In Paul Seawright’s exhibition entitled ‘Sectetarian Murders’, Seawright revisits the scene of the crimes and photographs each one in his own style.
What type of images do we conjure up when thinking of the scene of a murder? We would expect it to be quite gruesome, with a body, lots of blood and hopefully some evidence as to how the crime was committed and by whom? Seawright’s photographs show none of these expected subjects. Instead the photographs he produced show the scene as it is intended to be used. Is this a way of documenting the scene or is it an artistic view of the scene?
As the subject is ‘the places sectarian murders took place’ then it suggests that these photographs do serve as some sort of documentation however, the way it which the scenes have been interpreted aren’t in a documentary style. In the two examples above (fig.1 and Fig.2) a subjective approach has been taken and lots of consideration has been given to how the viewer will interpret the meaning.
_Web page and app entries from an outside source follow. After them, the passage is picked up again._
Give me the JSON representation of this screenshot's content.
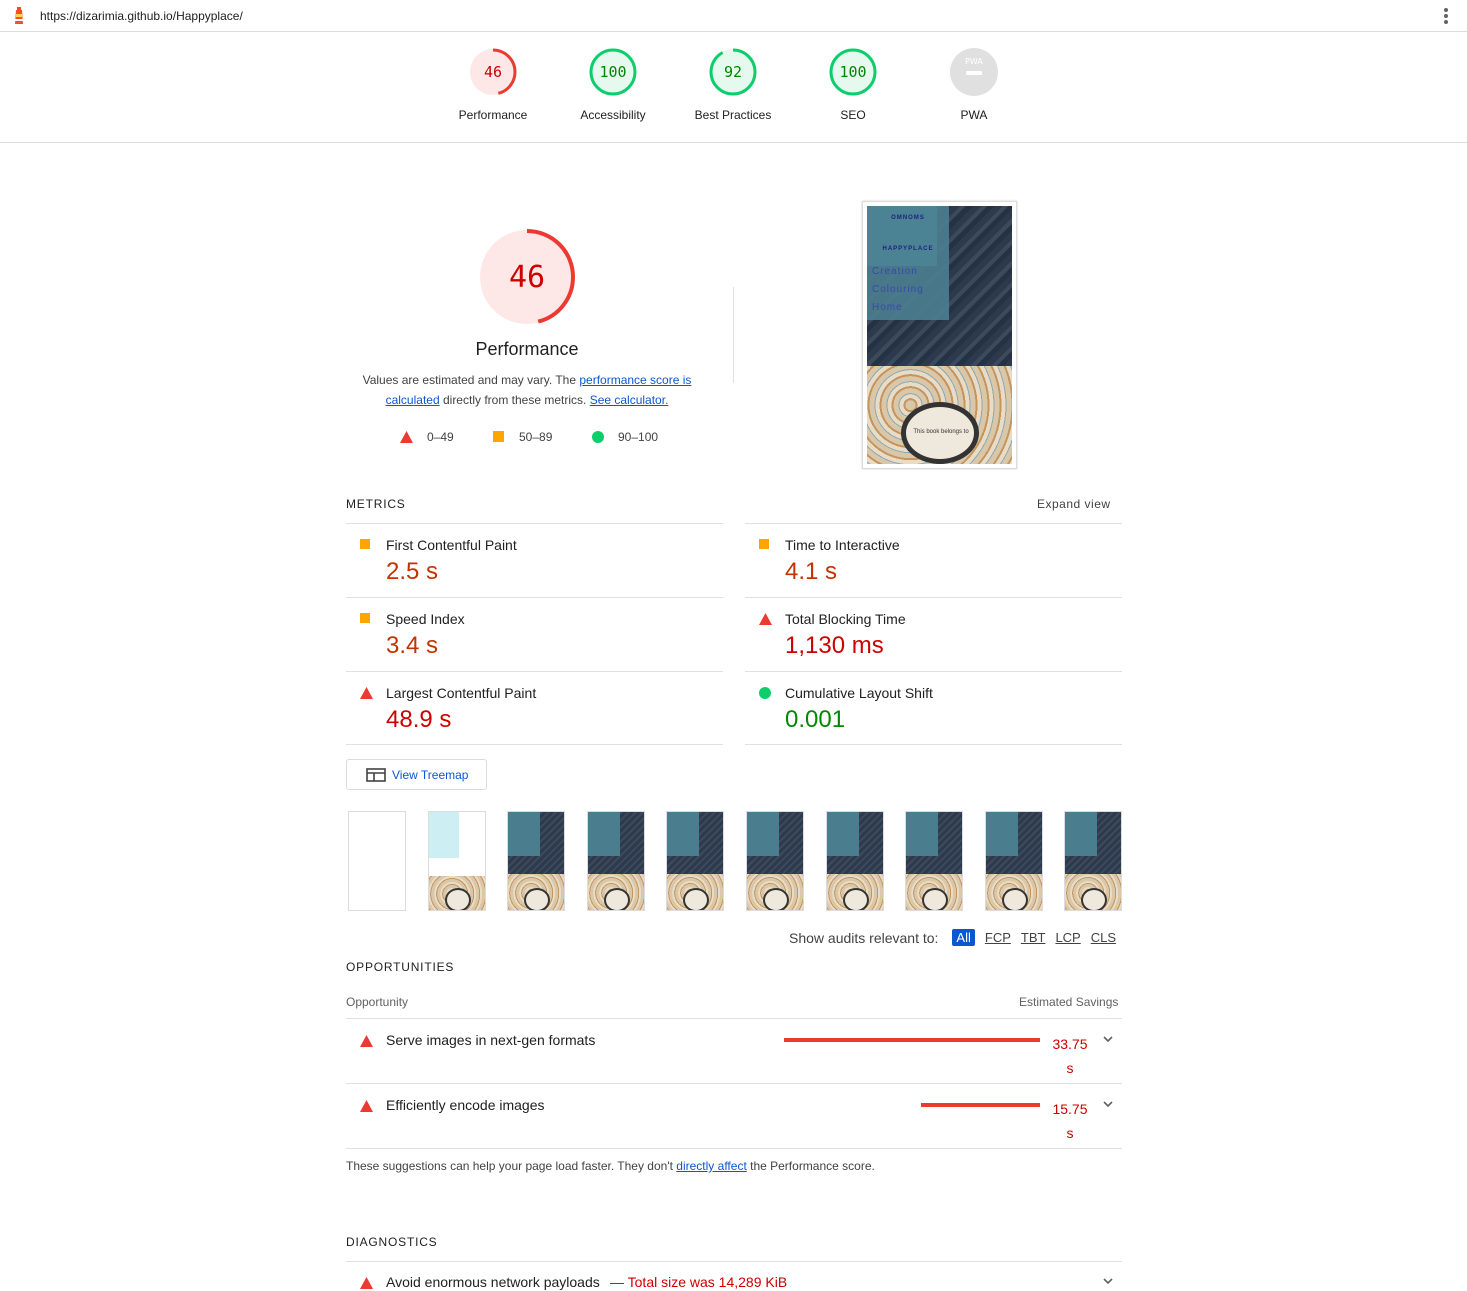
{
  "url": "https://dizarimia.github.io/Happyplace/",
  "colors": {
    "fail": "#eb3a32",
    "average": "#ffa400",
    "pass": "#0cce6b",
    "link": "#0b57d0"
  },
  "gauges": [
    {
      "score": "46",
      "label": "Performance",
      "fraction": 0.46,
      "status": "fail"
    },
    {
      "score": "100",
      "label": "Accessibility",
      "fraction": 1.0,
      "status": "pass"
    },
    {
      "score": "92",
      "label": "Best Practices",
      "fraction": 0.92,
      "status": "pass"
    },
    {
      "score": "100",
      "label": "SEO",
      "fraction": 1.0,
      "status": "pass"
    },
    {
      "score": "PWA",
      "label": "PWA",
      "status": "na"
    }
  ],
  "summary": {
    "score": "46",
    "title": "Performance",
    "desc_prefix": "Values are estimated and may vary. The ",
    "desc_link1": "performance score is calculated",
    "desc_mid": " directly from these metrics. ",
    "desc_link2": "See calculator.",
    "legend": [
      "0–49",
      "50–89",
      "90–100"
    ]
  },
  "screenshot": {
    "nav": [
      "OMNOMS",
      "HAPPYPLACE",
      "Creation",
      "Colouring",
      "Home"
    ],
    "book_text": "This book belongs to"
  },
  "metrics": {
    "title": "METRICS",
    "expand": "Expand view",
    "items": [
      {
        "label": "First Contentful Paint",
        "value": "2.5 s",
        "status": "average"
      },
      {
        "label": "Time to Interactive",
        "value": "4.1 s",
        "status": "average"
      },
      {
        "label": "Speed Index",
        "value": "3.4 s",
        "status": "average"
      },
      {
        "label": "Total Blocking Time",
        "value": "1,130 ms",
        "status": "fail"
      },
      {
        "label": "Largest Contentful Paint",
        "value": "48.9 s",
        "status": "fail"
      },
      {
        "label": "Cumulative Layout Shift",
        "value": "0.001",
        "status": "pass"
      }
    ]
  },
  "treemap_label": "View Treemap",
  "filter": {
    "label": "Show audits relevant to:",
    "chips": [
      "All",
      "FCP",
      "TBT",
      "LCP",
      "CLS"
    ]
  },
  "opportunities": {
    "title": "OPPORTUNITIES",
    "col_left": "Opportunity",
    "col_right": "Estimated Savings",
    "items": [
      {
        "label": "Serve images in next-gen formats",
        "savings_num": "33.75",
        "savings_unit": "s",
        "seconds": 33.75
      },
      {
        "label": "Efficiently encode images",
        "savings_num": "15.75",
        "savings_unit": "s",
        "seconds": 15.75
      }
    ],
    "note_prefix": "These suggestions can help your page load faster. They don't ",
    "note_link": "directly affect",
    "note_suffix": " the Performance score."
  },
  "diagnostics": {
    "title": "DIAGNOSTICS",
    "items": [
      {
        "label": "Avoid enormous network payloads",
        "detail": "— Total size was 14,289 KiB"
      }
    ]
  }
}
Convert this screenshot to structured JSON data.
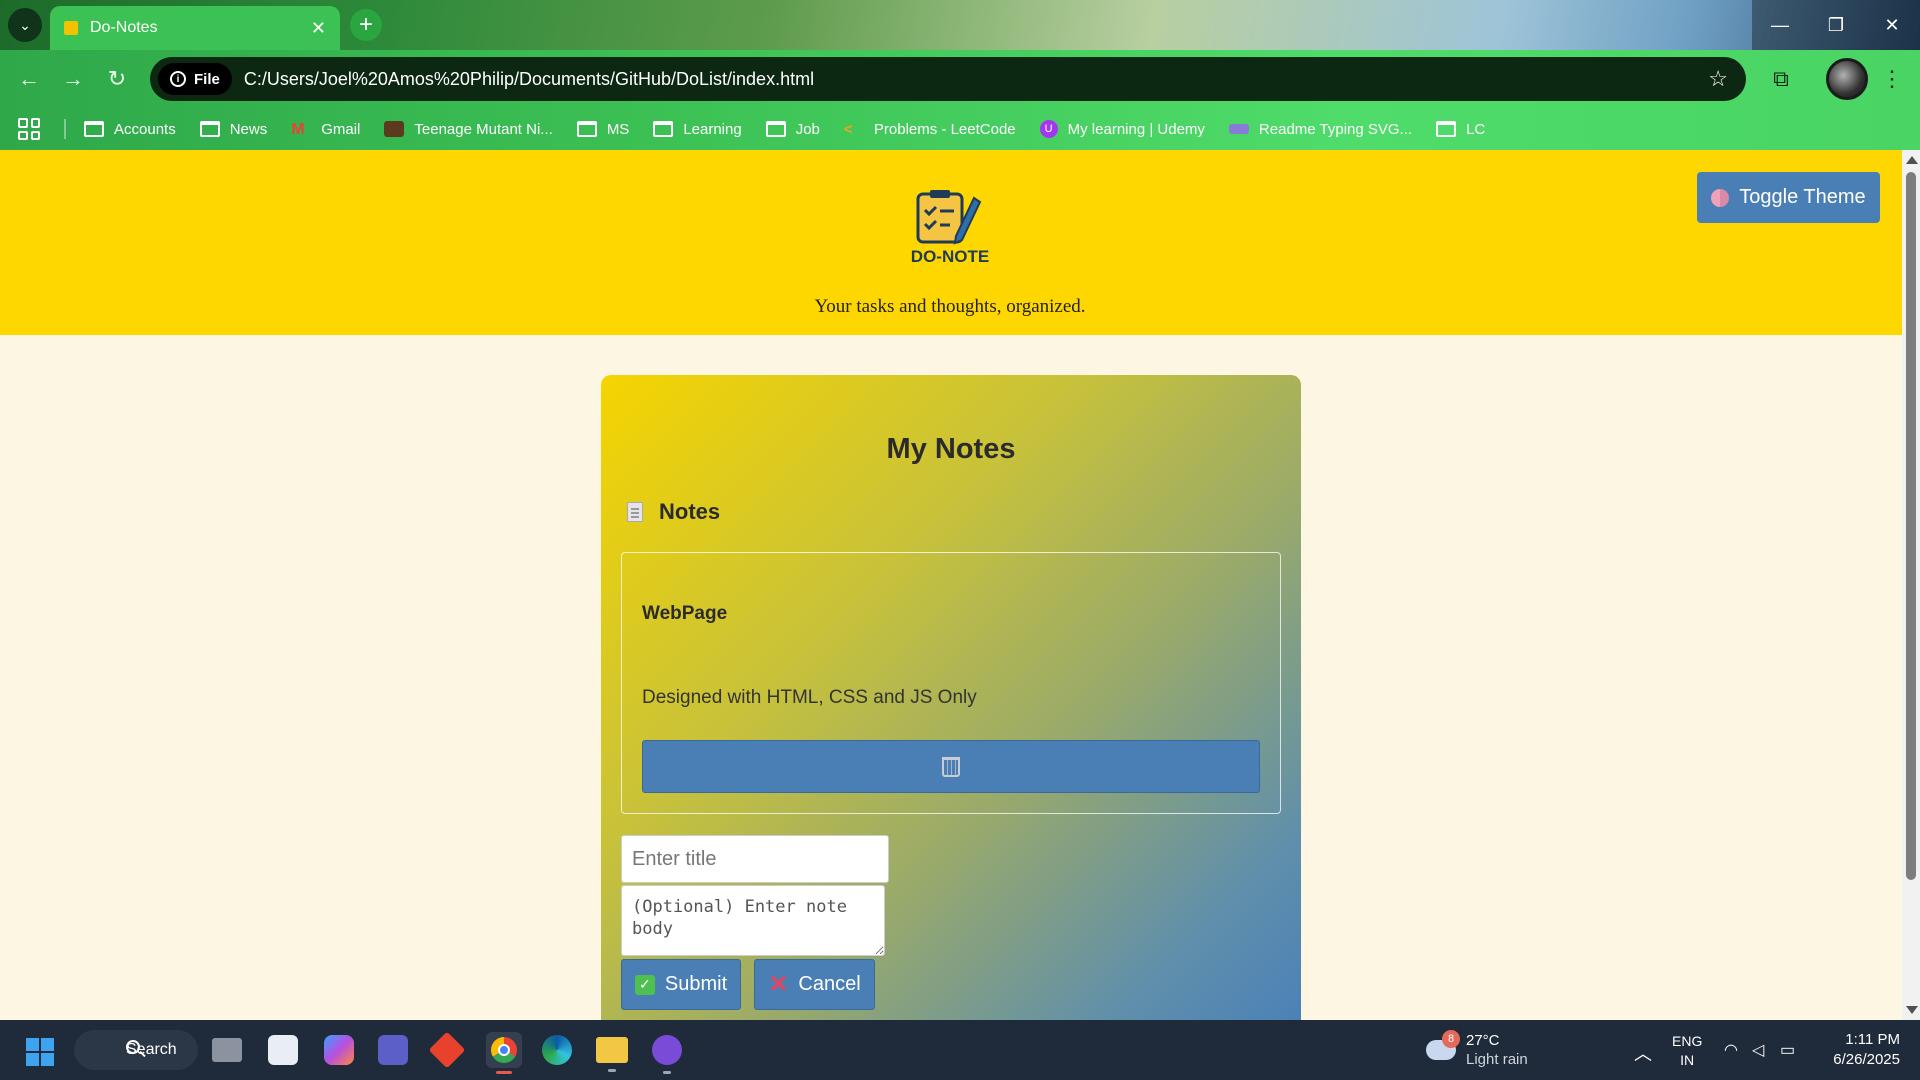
{
  "browser": {
    "tab_title": "Do-Notes",
    "tab_close": "✕",
    "new_tab": "+",
    "file_chip": "File",
    "url": "C:/Users/Joel%20Amos%20Philip/Documents/GitHub/DoList/index.html",
    "bookmarks": [
      {
        "label": "Accounts",
        "icon": "folder-icon"
      },
      {
        "label": "News",
        "icon": "folder-icon"
      },
      {
        "label": "Gmail",
        "icon": "gmail-icon"
      },
      {
        "label": "Teenage Mutant Ni...",
        "icon": "tmnt-icon"
      },
      {
        "label": "MS",
        "icon": "folder-icon"
      },
      {
        "label": "Learning",
        "icon": "folder-icon"
      },
      {
        "label": "Job",
        "icon": "folder-icon"
      },
      {
        "label": "Problems - LeetCode",
        "icon": "leetcode-icon"
      },
      {
        "label": "My learning | Udemy",
        "icon": "udemy-icon"
      },
      {
        "label": "Readme Typing SVG...",
        "icon": "keyboard-icon"
      },
      {
        "label": "LC",
        "icon": "folder-icon"
      }
    ]
  },
  "header": {
    "logo_text": "DO-NOTE",
    "tagline": "Your tasks and thoughts, organized.",
    "toggle_theme": "Toggle Theme"
  },
  "notes": {
    "title": "My Notes",
    "section_label": "Notes",
    "items": [
      {
        "title": "WebPage",
        "body": "Designed with HTML, CSS and JS Only"
      }
    ],
    "title_placeholder": "Enter title",
    "body_placeholder": "(Optional) Enter note body",
    "submit_label": "Submit",
    "cancel_label": "Cancel"
  },
  "taskbar": {
    "search_label": "Search",
    "weather_badge": "8",
    "temperature": "27°C",
    "weather_desc": "Light rain",
    "lang_primary": "ENG",
    "lang_secondary": "IN",
    "time": "1:11 PM",
    "date": "6/26/2025"
  },
  "colors": {
    "header_bg": "#ffd700",
    "button_blue": "#4a7fb5",
    "page_bg": "#fdf6e3",
    "taskbar_bg": "#1f2a3a"
  }
}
I think this is pushing the boundaries of documentary photography but in a very clever way. The facts are given underneath each photograph so I can imagine how the scene looked as the crime took place and the scene of crimes officers would have taken the photographs I have in my mind. Seawright has removed those images and given me an idea of how the scene looked after the murder and probably isn’t dissimilar to how it looked before. The photograph is no longer documentary and is classified as art. I’m now wondering what the message is. What is the meaning of photographing a scene in this way, given the information in the newspaper article written underneath the photograph? My train thoughts had such a subtle transition form documentary for art that I was barely aware.
In an interview (which can be viewed in the link below) Paul Seawright was asked the question , ‘much of your work is not explicit in its context or narrative, the viewer has to piece it together, can you discuss this?’
Seawright is basically trying to create a fine line between documentary and art. In his words he creates this by not being too explicit and not being too ambiguous. He goes on to explain that if the photographs are too explicit then it becomes journalistic and if they’re too ambiguous then the meaning is lost. He believes that good art gives up its meaning slowly. I agree with this statement because objective photography is meant to give you the story instantly as in advertising or journalism. You would stare at an advertising photograph for very long so the meaning has to hit you in the face. With more thought and consideration going into a photograph the meaning needs to be eased out. You need to look for hidden messages and see something new with each view.
In Fig.1 and Fig.2 I’m not entirely sure what the meaning is by looking at the photograph but each time I look I’m building a picture of what the photograph is trying to say. We are given the facts of murders taking place at these spots however we are shown how life goes on despite horrific events especially in fig. 1 where a child is being pushed on a swing by it’s father. Everything returns to normal eventually. This is now making me wonder what the point of the murder was? A loss of life, for what? What’s changed? Nothing! In Fig. 2 the wasteland is still waste land. Theres still rubbish dumped everywhere. Nothing has changed.
If we define a piece of documentary photography as art, does this change it’s meaning?
I don’t think it changes it’s meaning although in Seawright’s case it makes the images more meaningful. The way in which the scenes have been interpretted are open to suggestion for instance, are the viewpoints the same as those of the murdered victims? This has a whole lot more meaning that of the documentary type photos. It’s seen from the eyes of the victim and not the eyes of the investigators.
We have become so desensitised through images on the news of war torn Syria and the senseless waste of life left in the streets for the world to see. What seawright has created is far more shocking by telling us what happened in one place and showing how normal life happens in that place. The two are too much of a contrast, seeing a child being pushed on the swings and reading a man had been shot in the head three times, same place, different time, two very different deeds.
Defining a piece of documentary photography as art in my opinion increases it’s meaning however the speed in which it’s delivered is slowed down considerably and therefore is much more considered and lasting.